The competition was tough with 81 publications from 43 universities across 15 countries. But Raintree Notes from the Campus, the campus magazine of the Indian Institute of Technology Bombay (IIT-B), beat them to win the Association of Commonwealth Universities (ACU) PR, Marketing and Communications Awards, 2010.
Launched in April 2009, Raintree, created for and by the IIT-B community, provides a platform to showcase the talents of young editors, contributors, illustrators and photographers. The magazine is the common thread that runs through the entire IIT community including students,
faculty, staff, their families, other residents, retired faculty and alumni.
“Winning the award was fantastic, but the best moment was when the international audience that reviewed the magazine regarded it as a practice that should be adopted by other universities as well,” said Jaya Joshi, the editor of the magazine, who travelled to Australia to collect the award in November. “The aim was to create a publication that would reinforce IIT Bombay’s image as world-class, self-confident and self- assured institution of learning.”
While the institute brings out a host of technical and research magazines, Raintree’s issues are thematic and have dealt with topics such as alternative school education, debates on fundamental research versus applied research, campus ecology and the barbers who have cut the hair of the likes of Nandan Nilekani, former head of Infosys. The unique visual arts in the magazine is a team effort of students and faculty from Industrial Design Centre (IDC).

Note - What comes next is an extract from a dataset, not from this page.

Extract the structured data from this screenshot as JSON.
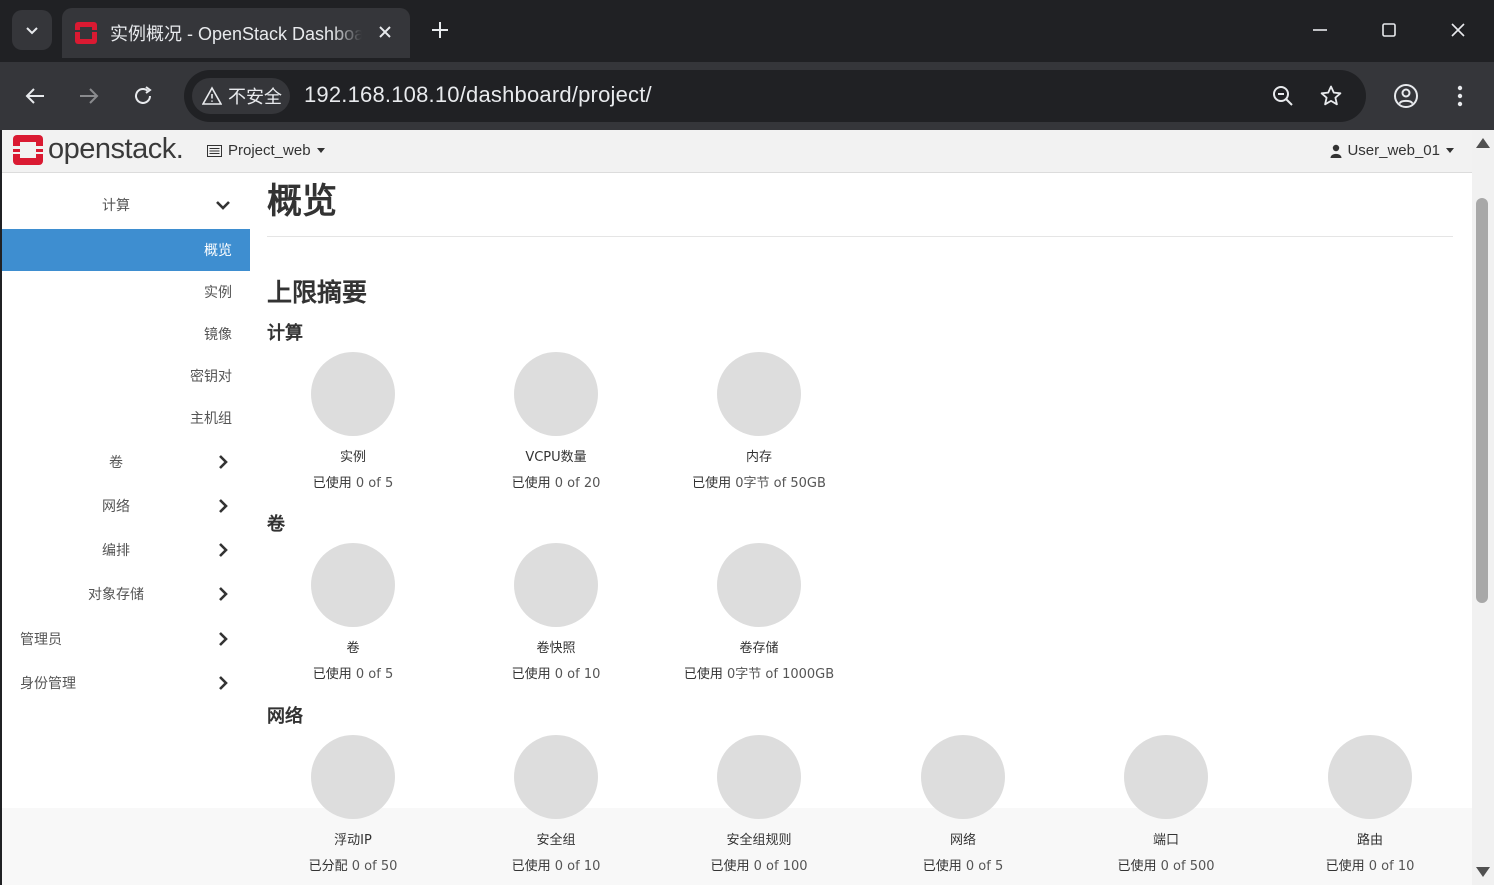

“IIT-B has brought out lots of so-called technical magazines, but this is something everyone who is interested to know about the IIT-B relates to. It is a window for looking-in and looking-out of the institute and one magazine that is read by all section of the IIT community, both present and past. No other institute magazine can claim to do that,” said Damayanti Bhattacharya, COO, IIT-B Alumni Association, who wrote the first draft of the concept note of the magazine. The magazine even inspired alumni to publish a book of their escapades called Madhouse: True stories of the Inmates of Hostel 4. “We all started writing anecdotes of our past for Raintree and then decided to publish a book,” said Bakul Desai, an alumni and contributor.
For the student community, the magazine is a platform to express their views that go beyond academics. “We have got students to write on issues that everyone can relate to. For example, a girl wrote on how it is to stay on a campus dominated by boys. We have done articles on faculty-student relations and what students want from it,” said Antariksh Bothale, a mechanical engineering student and part of the editorial team.
Faculty members, too, are avid contributors. “For an educational institution it is very important to have a space that can accommodates diverse points of view with no agenda and Raintree serves that purpose for IIT-B,” said Shishir Jha, a member of faculty and part of the editorial team.